By Rich Mancini
With only months away from the US National Park Service celebrating their Centennial year in 2016, I’ve been thinking a lot about America’s national parks and monuments, and what a treasure they are to we citizens of these United States. Because sometimes we might take them for granted, forgetting the often decades-long struggles that had to be waged to preserve and protect many of these natural wonders for future generations.
The stories of those struggles, of how these extraordinary places came to be preserved as a permanent part of America’s legacy, are among those that filmmakers Ken Burns and Dayton Duncan have told so compellingly in their acclaimed PBS documentary series The National Parks: America’s Best Idea. And over the past five years, Ken and Dayton have invited us to explore the parks and their stories further with the trips and special experiences they’ve helped create for Tauck’s Ken Burns American Journeys. These include the new escorted tour Bluegrass and Blue Ridges: Louisville to Nashville, which Ken says “gives Americans a sense of an early, ‘first pioneer’ spirit in places that are hugely central to our political, cultural and social life” – including the Blue Ridge Parkway and Great Smoky Mountains
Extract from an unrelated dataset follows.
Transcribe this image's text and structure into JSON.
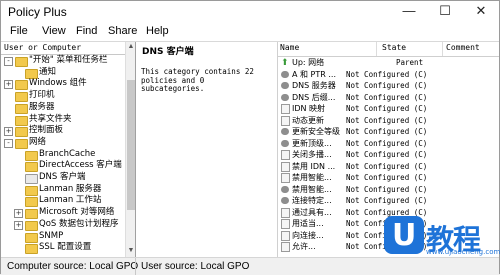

“You and I own some of the most spectacular landscape on Earth… the national parks,” says Ken Burns. “There’s always a good time to go to the national parks, but now is particularly good, because we’ll soon be in the centennial year.” And Dayton Duncan adds, “The parks are these portals to memories and to experiences; with Ken Burns American Journeys, we try to give the opportunity for experiences that are not just memorable, but maybe even life-changing for people.” To help us further appreciate just how important the national parks are to us as a people – and why we should visit them and take advantage of all they have to offer – Ken and Dayton appear in two new film vignettes spotlighting the NPS Centennial and Tauck’s close relationship with the national parks.
And that brings me to a point that Ken and Dayton have always expressed throughout their own long personal relationships with the national parks – that who you discover these treasures with, whether family or friends, makes the experience that much more special, and truly creates lifelong memories. A few years ago, while on Tauck’s Yellowstone and Grand Teton National Parks
with my family, my son David and I were riding on the motorcoach, watching a Stories by Ken Burns film vignette in which Dayton was making that very same point, recalling the first time he visited Yellowstone with his own son, and he started tearing up. Well, call it schmaltzy or sentimental or whatever, but when I saw that, then turned to Dave sitting there next to me as we headed toward Yellowstone – together – I just couldn’t help getting a little
choked up myself.
So after having visited a number of America’s national parks, monuments and historic sites with my family over the years, I can attest that the best way to truly appreciate these treasures is simply to get out there and enjoy them. There’s just no better way to begin to understand the value of the national park system than by going out and watching the sun set over the Grand Canyon (or rise over the hoodoos of Bryce Canyon)… gazing up at George Washington’s 60-foot-long face on Mount Rushmore… gliding past the towering peaks of the Tetons aboard a raft on the Snake River… feeling the power of Yellowstone’s Old Faithful Geyser as it erupts like clockwork every 90 minutes… hiking through a lava tube at a Hawaiian volcano (and while at a luau later that evening, seeing my daughter Jessica’s unforgettable expression at her first taste of poi)… or experiencing the eerily peaceful fields of Gettysburg or Antietam at twilight, some 150 years after the cannons fell silent. Whether you experience the wonders of the parks during 2016’s Centennial or in the future, anytime is a good time to go. So just go!